Customs

33. Customs notes the ANAO finding that Customs has a sound framework to manage the use of ACIS credits for eligible imports. Similarly, the ANAO found that Customs' controls over the payment of ACIS refunds, and refunds generally, are satisfactory.

34. Customs recognises the need to update and further develop procedural documentation with DIISR to ensure that the responsibilities of each agency are more clearly defined.

Recommendations

35. The ANAO has made three recommendations to assist DIISR and Customs to improve their administration of ACIS. The agencies agreed to all three recommendations.

Footnotes

1 Department of Industry, Tourism and Resources, Automotive Industry Policy Fact Sheet, 2007, [Internet], available from <http://www.industry.gov.au> [accessed 16 October 2007].

2 See KPMG, Momentum 2007 KPMG Global Auto Executive Survey, KPMG, Munich, 2007.

3 Other parts of the package include the now defunct Automotive Market Access and Development Strategy, and changes to the tariff regime for motor vehicles.

4 Section 3 of the ACIS Administration Act 1999.

5 The trading of duty credits allows participants who do not import eligible goods to obtain a financial benefit from ACIS by selling their duty credits to other parties.

6 This department was established following the election of the Labor government in November 2007. Previously, ACIS was administered by the Department of Industry, Tourism and Resources.

7 Customs undertakes its functions under the Customs Tariff Act 1995 and accompanying regulations.

8 Australian National Audit Office Audit Report No. 63 2002–03 Administration of the Automotive Competitiveness and Investment Scheme, pp. 21–24.

9 These include certain motor vehicles for the transportation of passengers and goods, including used and second hand vehicles, and certain components for those vehicles.
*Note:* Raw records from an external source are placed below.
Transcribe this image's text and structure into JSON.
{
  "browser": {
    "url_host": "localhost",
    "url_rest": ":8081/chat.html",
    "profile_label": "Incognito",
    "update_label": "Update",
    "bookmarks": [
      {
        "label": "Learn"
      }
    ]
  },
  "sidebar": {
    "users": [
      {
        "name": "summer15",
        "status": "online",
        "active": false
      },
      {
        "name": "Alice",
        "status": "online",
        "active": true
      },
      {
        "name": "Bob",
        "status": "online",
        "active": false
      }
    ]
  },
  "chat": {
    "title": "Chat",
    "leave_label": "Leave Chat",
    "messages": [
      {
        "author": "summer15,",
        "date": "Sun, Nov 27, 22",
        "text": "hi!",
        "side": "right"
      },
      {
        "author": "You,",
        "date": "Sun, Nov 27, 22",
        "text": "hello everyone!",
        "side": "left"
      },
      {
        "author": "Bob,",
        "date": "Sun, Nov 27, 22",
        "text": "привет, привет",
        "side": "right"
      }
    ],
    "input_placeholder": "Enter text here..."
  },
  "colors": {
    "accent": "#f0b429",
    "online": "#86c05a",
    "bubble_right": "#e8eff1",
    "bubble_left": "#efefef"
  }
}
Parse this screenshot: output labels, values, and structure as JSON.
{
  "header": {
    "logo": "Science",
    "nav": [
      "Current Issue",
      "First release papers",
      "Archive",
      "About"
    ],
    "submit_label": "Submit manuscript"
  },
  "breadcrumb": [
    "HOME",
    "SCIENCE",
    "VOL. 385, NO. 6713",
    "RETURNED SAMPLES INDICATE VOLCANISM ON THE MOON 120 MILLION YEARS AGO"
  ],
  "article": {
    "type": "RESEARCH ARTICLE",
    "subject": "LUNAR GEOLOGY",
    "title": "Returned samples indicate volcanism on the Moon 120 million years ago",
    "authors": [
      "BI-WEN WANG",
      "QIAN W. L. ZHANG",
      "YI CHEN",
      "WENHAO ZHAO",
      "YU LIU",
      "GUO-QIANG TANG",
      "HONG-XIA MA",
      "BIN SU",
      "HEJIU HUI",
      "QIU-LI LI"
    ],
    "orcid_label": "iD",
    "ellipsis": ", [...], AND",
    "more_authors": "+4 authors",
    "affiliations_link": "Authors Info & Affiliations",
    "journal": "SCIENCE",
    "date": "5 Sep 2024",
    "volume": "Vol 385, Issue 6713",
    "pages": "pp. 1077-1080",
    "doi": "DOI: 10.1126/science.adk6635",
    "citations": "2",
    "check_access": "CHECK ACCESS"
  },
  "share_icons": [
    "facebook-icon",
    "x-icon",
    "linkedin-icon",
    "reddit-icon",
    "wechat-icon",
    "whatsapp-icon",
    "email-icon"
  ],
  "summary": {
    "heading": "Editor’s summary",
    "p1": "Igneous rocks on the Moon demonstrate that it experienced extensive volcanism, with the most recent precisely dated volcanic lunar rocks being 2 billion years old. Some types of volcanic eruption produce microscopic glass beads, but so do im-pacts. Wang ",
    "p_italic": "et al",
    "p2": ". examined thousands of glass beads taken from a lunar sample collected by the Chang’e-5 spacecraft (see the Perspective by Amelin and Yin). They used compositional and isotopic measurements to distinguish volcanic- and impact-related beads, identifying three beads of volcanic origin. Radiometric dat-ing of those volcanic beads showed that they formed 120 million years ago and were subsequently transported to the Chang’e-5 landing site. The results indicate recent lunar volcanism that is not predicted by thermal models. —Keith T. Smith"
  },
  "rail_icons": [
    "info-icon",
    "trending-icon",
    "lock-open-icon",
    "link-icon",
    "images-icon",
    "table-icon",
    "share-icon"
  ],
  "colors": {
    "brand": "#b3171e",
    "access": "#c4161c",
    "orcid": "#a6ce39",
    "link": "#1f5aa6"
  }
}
10 Of this amount, some $122 million was subsequently found to relate to an inaccurate balance provided by Customs for one Scheme participant.